MATERIALS PROVIDED:
________________________

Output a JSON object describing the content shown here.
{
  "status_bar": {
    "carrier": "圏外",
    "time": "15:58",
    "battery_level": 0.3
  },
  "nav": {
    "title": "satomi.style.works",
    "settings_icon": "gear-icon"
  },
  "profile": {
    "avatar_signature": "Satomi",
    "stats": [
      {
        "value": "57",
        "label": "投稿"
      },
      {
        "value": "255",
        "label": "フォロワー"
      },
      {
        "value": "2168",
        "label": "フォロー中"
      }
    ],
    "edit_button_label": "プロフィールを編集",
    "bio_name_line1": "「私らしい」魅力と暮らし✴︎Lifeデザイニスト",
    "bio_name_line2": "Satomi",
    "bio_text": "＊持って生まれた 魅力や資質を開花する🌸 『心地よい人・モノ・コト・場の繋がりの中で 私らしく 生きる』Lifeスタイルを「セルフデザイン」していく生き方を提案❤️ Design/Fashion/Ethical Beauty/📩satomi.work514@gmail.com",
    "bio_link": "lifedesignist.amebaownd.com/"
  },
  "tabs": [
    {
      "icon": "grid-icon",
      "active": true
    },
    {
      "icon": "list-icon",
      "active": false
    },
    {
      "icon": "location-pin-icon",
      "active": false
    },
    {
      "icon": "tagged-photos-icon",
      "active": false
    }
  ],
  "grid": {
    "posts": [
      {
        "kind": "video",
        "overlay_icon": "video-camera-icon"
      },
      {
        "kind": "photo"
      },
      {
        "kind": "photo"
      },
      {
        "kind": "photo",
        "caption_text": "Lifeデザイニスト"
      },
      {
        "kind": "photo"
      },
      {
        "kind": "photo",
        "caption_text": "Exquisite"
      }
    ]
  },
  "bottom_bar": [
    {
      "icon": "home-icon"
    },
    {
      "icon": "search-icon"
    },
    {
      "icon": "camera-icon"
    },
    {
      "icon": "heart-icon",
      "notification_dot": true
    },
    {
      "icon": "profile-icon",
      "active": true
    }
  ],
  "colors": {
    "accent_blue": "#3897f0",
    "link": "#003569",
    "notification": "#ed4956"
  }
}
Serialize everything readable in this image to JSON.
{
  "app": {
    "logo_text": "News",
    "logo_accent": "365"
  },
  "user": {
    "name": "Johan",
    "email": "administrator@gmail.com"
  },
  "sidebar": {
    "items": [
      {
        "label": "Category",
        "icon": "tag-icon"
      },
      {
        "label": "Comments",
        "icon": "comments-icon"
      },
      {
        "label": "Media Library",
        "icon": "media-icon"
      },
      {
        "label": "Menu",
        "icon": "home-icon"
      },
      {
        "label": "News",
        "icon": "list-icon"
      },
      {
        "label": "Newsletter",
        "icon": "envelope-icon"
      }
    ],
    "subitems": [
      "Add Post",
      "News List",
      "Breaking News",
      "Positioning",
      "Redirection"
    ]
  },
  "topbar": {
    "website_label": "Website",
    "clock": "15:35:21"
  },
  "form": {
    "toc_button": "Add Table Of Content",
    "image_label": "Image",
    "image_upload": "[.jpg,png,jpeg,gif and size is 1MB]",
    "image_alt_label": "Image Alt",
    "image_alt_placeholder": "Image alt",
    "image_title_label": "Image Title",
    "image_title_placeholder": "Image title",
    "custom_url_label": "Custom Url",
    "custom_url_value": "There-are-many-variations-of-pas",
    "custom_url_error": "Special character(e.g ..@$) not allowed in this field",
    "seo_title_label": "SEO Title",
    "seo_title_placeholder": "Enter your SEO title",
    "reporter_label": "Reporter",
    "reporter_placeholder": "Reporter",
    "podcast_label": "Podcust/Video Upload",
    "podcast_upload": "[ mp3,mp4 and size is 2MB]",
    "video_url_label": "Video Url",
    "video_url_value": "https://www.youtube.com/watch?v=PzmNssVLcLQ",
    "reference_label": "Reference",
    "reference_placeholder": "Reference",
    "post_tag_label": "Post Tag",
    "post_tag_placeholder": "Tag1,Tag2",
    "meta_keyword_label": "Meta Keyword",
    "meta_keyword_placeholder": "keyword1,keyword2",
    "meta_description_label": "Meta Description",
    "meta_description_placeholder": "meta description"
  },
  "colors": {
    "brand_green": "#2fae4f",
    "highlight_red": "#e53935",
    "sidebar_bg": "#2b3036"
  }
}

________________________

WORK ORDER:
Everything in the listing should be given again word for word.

RESPONSE AREA:
Output a JSON object describing the content shown here.
{
  "status_bar": {
    "carrier": "圏外",
    "time": "15:58",
    "battery_level": 0.3
  },
  "nav": {
    "title": "satomi.style.works",
    "settings_icon": "gear-icon"
  },
  "profile": {
    "avatar_signature": "Satomi",
    "stats": [
      {
        "value": "57",
        "label": "投稿"
      },
      {
        "value": "255",
        "label": "フォロワー"
      },
      {
        "value": "2168",
        "label": "フォロー中"
      }
    ],
    "edit_button_label": "プロフィールを編集",
    "bio_name_line1": "「私らしい」魅力と暮らし✴︎Lifeデザイニスト",
    "bio_name_line2": "Satomi",
    "bio_text": "＊持って生まれた 魅力や資質を開花する🌸 『心地よい人・モノ・コト・場の繋がりの中で 私らしく 生きる』Lifeスタイルを「セルフデザイン」していく生き方を提案❤️ Design/Fashion/Ethical Beauty/📩satomi.work514@gmail.com",
    "bio_link": "lifedesignist.amebaownd.com/"
  },
  "tabs": [
    {
      "icon": "grid-icon",
      "active": true
    },
    {
      "icon": "list-icon",
      "active": false
    },
    {
      "icon": "location-pin-icon",
      "active": false
    },
    {
      "icon": "tagged-photos-icon",
      "active": false
    }
  ],
  "grid": {
    "posts": [
      {
        "kind": "video",
        "overlay_icon": "video-camera-icon"
      },
      {
        "kind": "photo"
      },
      {
        "kind": "photo"
      },
      {
        "kind": "photo",
        "caption_text": "Lifeデザイニスト"
      },
      {
        "kind": "photo"
      },
      {
        "kind": "photo",
        "caption_text": "Exquisite"
      }
    ]
  },
  "bottom_bar": [
    {
      "icon": "home-icon"
    },
    {
      "icon": "search-icon"
    },
    {
      "icon": "camera-icon"
    },
    {
      "icon": "heart-icon",
      "notification_dot": true
    },
    {
      "icon": "profile-icon",
      "active": true
    }
  ],
  "colors": {
    "accent_blue": "#3897f0",
    "link": "#003569",
    "notification": "#ed4956"
  }
}
Serialize everything readable in this image to JSON.
{
  "app": {
    "logo_text": "News",
    "logo_accent": "365"
  },
  "user": {
    "name": "Johan",
    "email": "administrator@gmail.com"
  },
  "sidebar": {
    "items": [
      {
        "label": "Category",
        "icon": "tag-icon"
      },
      {
        "label": "Comments",
        "icon": "comments-icon"
      },
      {
        "label": "Media Library",
        "icon": "media-icon"
      },
      {
        "label": "Menu",
        "icon": "home-icon"
      },
      {
        "label": "News",
        "icon": "list-icon"
      },
      {
        "label": "Newsletter",
        "icon": "envelope-icon"
      }
    ],
    "subitems": [
      "Add Post",
      "News List",
      "Breaking News",
      "Positioning",
      "Redirection"
    ]
  },
  "topbar": {
    "website_label": "Website",
    "clock": "15:35:21"
  },
  "form": {
    "toc_button": "Add Table Of Content",
    "image_label": "Image",
    "image_upload": "[.jpg,png,jpeg,gif and size is 1MB]",
    "image_alt_label": "Image Alt",
    "image_alt_placeholder": "Image alt",
    "image_title_label": "Image Title",
    "image_title_placeholder": "Image title",
    "custom_url_label": "Custom Url",
    "custom_url_value": "There-are-many-variations-of-pas",
    "custom_url_error": "Special character(e.g ..@$) not allowed in this field",
    "seo_title_label": "SEO Title",
    "seo_title_placeholder": "Enter your SEO title",
    "reporter_label": "Reporter",
    "reporter_placeholder": "Reporter",
    "podcast_label": "Podcust/Video Upload",
    "podcast_upload": "[ mp3,mp4 and size is 2MB]",
    "video_url_label": "Video Url",
    "video_url_value": "https://www.youtube.com/watch?v=PzmNssVLcLQ",
    "reference_label": "Reference",
    "reference_placeholder": "Reference",
    "post_tag_label": "Post Tag",
    "post_tag_placeholder": "Tag1,Tag2",
    "meta_keyword_label": "Meta Keyword",
    "meta_keyword_placeholder": "keyword1,keyword2",
    "meta_description_label": "Meta Description",
    "meta_description_placeholder": "meta description"
  },
  "colors": {
    "brand_green": "#2fae4f",
    "highlight_red": "#e53935",
    "sidebar_bg": "#2b3036"
  }
}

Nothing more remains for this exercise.